Along the way, we suddenly realized how fortunate we were that the bandits were not on guard. They might have had far more firepower. Someone else might be writing this story.

Fast forward toward young adulthood. Ernest Hendrix, Jack Watson, Don and I became the Beaver Creek Boys gospel quartet. We weren’t bad. We sang on radio. We made three or four guest appearances on TV. We sort of thought we might get discovered. Alas, RCA signed some other group, perhaps The Cathedrals or maybe it was the Blackwood Brothers.

We did strike gold. During Christmas holidays, we were invited to Cleveland for a Cumberland Presbyterian youth convention. We sang in near-perfect harmony. There was enough applause for two encores.

I admit to being distracted. The official hostess and program director was Sarah Jane Blackburn. Bright, very bright. Three-fourths of the quartet teased the bass singer about getting acquainted fast enough to be holding hands a day later.

Less than a year later, we were married.

The quartet split four different directions. Don enlisted in the U.S. Army and served two years during the Korean War. He decided he belonged in the ministry. He graduated from Bethel College and the Cumberland Presbyterian Seminary. He was ordained in 1959.

He was an Army chaplain for 18 years. He served in Vietnam during that war and at military bases in Korea. He conducted services and provided counseling in Georgia, South Carolina, New York, Louisiana, Virginia and Hawaii.

Sarah and I picked the best of those places to visit.

Don received a bronze star and other medals and retired as a lieutenant colonel. He repented for missing our wedding in 1954. Seventeen years ago, he officiated when we repeated the vows at our golden anniversary celebration.

After military, Rev. McConnell served Cumberland Presbyterian churches in Glasgow, Ky., Jackson and Lenoir City. He never made it back to Beaver Creek as a pastor.

“They knew me too well.”

A service celebrating Don’s life will be at 1 p.m., December 11, at Click Funeral Home in Farragut. Interment will be at Lake View Cemetery in Lenoir City with full military honors.
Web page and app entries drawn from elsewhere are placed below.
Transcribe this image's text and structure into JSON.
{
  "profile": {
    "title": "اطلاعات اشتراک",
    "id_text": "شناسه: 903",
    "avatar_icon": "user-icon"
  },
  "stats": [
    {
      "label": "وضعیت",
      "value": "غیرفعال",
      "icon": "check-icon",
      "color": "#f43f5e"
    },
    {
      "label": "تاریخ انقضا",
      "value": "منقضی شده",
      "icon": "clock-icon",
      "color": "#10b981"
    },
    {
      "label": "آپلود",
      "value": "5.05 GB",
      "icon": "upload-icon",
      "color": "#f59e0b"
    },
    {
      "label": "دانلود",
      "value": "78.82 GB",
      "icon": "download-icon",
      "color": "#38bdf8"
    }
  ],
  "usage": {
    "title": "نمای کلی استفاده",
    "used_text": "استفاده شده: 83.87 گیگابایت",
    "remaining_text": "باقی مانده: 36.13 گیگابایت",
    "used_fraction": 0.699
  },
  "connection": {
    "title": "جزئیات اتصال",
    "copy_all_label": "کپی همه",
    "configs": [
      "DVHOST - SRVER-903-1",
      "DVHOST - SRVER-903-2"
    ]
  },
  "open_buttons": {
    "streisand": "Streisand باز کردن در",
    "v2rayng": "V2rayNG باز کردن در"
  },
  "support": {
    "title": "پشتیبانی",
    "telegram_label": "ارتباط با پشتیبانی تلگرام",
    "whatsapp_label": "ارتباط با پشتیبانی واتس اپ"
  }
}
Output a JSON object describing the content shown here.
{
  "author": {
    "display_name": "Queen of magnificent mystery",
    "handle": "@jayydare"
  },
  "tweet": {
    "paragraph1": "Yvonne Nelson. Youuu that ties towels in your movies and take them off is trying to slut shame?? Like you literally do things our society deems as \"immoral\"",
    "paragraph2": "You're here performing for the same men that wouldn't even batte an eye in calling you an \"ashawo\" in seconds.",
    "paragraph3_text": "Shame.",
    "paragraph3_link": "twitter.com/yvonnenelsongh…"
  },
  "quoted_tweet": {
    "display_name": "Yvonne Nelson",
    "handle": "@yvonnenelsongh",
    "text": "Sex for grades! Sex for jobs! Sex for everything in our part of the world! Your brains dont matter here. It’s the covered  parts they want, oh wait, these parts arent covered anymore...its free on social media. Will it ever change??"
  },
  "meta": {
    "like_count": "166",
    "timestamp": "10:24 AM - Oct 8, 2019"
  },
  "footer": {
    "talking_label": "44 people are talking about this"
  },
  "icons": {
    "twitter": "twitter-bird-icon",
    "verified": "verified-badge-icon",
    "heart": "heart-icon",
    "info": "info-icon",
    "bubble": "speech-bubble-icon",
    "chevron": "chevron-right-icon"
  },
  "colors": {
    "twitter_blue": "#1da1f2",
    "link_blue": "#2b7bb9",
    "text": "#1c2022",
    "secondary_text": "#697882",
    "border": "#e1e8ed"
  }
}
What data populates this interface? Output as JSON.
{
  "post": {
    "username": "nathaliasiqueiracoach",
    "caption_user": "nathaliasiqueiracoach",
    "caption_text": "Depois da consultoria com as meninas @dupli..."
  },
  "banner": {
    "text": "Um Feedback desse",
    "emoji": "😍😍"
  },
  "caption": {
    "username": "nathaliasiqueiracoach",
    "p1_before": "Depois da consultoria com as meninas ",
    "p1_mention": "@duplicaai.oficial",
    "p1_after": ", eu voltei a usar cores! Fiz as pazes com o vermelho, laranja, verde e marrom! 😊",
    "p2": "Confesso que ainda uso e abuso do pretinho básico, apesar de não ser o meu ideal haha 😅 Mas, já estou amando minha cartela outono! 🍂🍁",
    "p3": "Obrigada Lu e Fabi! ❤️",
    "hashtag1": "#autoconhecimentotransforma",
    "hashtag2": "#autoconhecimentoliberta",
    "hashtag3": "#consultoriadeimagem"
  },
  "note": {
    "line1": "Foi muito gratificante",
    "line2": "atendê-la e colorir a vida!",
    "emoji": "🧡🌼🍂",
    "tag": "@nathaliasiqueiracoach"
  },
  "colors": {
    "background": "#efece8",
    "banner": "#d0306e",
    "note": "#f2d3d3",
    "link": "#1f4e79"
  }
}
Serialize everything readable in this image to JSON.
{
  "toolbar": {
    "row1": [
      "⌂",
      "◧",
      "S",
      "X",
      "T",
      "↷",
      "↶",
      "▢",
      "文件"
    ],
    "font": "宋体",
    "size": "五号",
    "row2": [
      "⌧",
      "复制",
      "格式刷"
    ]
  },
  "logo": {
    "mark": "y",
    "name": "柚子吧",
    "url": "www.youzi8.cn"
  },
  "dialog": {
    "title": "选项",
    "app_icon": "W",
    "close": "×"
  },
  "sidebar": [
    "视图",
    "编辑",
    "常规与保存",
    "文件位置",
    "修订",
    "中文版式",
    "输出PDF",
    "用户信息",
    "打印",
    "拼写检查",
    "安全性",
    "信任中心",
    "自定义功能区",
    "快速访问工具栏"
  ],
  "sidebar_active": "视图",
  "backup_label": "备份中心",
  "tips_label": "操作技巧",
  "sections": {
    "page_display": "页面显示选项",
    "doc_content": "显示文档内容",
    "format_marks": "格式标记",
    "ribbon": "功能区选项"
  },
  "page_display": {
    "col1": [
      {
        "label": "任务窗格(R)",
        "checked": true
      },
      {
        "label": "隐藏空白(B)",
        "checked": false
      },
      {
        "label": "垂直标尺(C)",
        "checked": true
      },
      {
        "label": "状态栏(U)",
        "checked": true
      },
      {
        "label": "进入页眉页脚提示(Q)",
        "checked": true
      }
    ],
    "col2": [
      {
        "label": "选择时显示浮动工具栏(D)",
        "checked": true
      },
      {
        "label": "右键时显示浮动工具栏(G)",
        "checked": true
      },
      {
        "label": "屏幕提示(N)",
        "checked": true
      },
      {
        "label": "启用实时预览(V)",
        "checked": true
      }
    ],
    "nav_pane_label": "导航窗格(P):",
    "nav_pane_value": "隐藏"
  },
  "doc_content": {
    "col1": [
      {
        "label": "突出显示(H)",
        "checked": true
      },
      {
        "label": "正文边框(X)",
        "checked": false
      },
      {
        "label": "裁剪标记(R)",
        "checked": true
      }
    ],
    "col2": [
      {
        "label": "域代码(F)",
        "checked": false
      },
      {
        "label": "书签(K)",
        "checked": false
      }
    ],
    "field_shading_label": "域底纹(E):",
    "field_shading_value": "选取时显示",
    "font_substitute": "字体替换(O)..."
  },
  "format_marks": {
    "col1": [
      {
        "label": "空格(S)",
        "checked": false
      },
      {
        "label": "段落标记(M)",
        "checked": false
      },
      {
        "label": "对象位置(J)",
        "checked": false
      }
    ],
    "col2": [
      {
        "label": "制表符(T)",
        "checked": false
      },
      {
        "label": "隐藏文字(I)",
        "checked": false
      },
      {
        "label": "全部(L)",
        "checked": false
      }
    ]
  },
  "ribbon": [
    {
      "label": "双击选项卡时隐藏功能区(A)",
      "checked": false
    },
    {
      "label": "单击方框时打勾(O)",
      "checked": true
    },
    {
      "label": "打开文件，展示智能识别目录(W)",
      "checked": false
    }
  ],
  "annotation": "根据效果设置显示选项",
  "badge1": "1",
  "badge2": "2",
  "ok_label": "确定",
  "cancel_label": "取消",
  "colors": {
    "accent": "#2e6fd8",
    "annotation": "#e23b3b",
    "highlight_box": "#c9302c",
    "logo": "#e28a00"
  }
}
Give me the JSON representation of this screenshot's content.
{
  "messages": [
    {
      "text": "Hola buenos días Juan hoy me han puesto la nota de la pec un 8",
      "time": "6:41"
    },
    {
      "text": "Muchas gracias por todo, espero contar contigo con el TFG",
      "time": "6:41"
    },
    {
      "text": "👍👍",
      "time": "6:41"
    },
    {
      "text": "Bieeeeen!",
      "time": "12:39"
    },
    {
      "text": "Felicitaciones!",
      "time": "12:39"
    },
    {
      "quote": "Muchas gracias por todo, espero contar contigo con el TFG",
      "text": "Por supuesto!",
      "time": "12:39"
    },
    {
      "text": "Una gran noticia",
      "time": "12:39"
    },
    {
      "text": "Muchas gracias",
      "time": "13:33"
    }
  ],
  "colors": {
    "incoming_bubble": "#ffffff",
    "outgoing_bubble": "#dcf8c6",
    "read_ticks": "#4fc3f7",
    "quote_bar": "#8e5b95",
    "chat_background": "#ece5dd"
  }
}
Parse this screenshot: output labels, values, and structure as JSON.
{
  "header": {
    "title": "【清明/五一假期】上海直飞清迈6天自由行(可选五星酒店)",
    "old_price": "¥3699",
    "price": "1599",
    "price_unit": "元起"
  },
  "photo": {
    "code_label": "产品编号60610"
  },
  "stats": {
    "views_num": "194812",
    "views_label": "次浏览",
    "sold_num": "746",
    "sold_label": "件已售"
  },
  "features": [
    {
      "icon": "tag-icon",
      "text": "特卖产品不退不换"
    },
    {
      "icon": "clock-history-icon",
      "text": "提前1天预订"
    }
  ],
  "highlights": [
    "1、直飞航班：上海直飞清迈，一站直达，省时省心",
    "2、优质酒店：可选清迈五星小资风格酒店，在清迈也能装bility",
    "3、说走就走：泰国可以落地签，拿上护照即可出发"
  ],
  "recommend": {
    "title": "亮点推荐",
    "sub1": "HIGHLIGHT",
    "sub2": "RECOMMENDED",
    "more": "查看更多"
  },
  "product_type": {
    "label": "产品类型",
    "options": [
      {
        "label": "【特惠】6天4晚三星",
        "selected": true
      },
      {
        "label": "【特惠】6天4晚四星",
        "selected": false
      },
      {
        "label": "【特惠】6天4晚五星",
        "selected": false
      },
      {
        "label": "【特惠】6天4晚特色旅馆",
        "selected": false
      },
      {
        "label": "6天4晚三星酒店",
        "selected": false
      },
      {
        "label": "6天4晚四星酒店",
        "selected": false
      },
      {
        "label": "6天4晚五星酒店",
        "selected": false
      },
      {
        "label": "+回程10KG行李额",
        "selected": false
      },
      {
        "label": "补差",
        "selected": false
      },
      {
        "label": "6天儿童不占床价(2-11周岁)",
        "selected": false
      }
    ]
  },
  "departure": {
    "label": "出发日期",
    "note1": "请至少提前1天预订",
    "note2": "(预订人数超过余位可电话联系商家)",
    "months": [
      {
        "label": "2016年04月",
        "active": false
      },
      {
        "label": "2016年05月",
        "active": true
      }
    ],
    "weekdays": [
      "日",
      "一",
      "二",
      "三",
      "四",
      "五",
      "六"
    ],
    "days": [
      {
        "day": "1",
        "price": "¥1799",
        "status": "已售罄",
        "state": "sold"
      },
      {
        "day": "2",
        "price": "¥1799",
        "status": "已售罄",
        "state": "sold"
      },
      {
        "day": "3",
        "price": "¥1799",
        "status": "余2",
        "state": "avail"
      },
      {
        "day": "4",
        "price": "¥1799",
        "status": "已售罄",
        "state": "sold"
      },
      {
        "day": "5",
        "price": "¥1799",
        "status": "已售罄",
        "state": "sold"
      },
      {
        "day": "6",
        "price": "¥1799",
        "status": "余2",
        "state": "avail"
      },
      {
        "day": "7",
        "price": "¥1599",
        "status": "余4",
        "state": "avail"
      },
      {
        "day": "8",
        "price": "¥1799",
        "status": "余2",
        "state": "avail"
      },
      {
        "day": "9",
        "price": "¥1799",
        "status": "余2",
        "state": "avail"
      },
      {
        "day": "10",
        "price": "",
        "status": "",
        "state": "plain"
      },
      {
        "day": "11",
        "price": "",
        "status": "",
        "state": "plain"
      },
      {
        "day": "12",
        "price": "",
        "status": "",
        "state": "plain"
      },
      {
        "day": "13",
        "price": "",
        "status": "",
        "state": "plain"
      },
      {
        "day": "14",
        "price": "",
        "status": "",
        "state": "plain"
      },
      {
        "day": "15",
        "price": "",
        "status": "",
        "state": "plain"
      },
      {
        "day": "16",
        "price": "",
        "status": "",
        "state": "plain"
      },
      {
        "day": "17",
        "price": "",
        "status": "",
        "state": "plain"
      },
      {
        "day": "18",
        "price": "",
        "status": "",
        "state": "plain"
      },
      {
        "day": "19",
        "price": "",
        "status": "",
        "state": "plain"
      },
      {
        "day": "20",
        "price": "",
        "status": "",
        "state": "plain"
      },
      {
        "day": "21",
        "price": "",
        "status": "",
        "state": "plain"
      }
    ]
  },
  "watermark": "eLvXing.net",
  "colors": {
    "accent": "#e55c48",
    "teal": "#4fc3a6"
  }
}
Obituary information is here.

Memorial donations may be sent to Memphis Theological Seminary, 168 E. Parkway S., Memphis, TN 38104.

Source: knoxtntoday.com

Losing your first best friend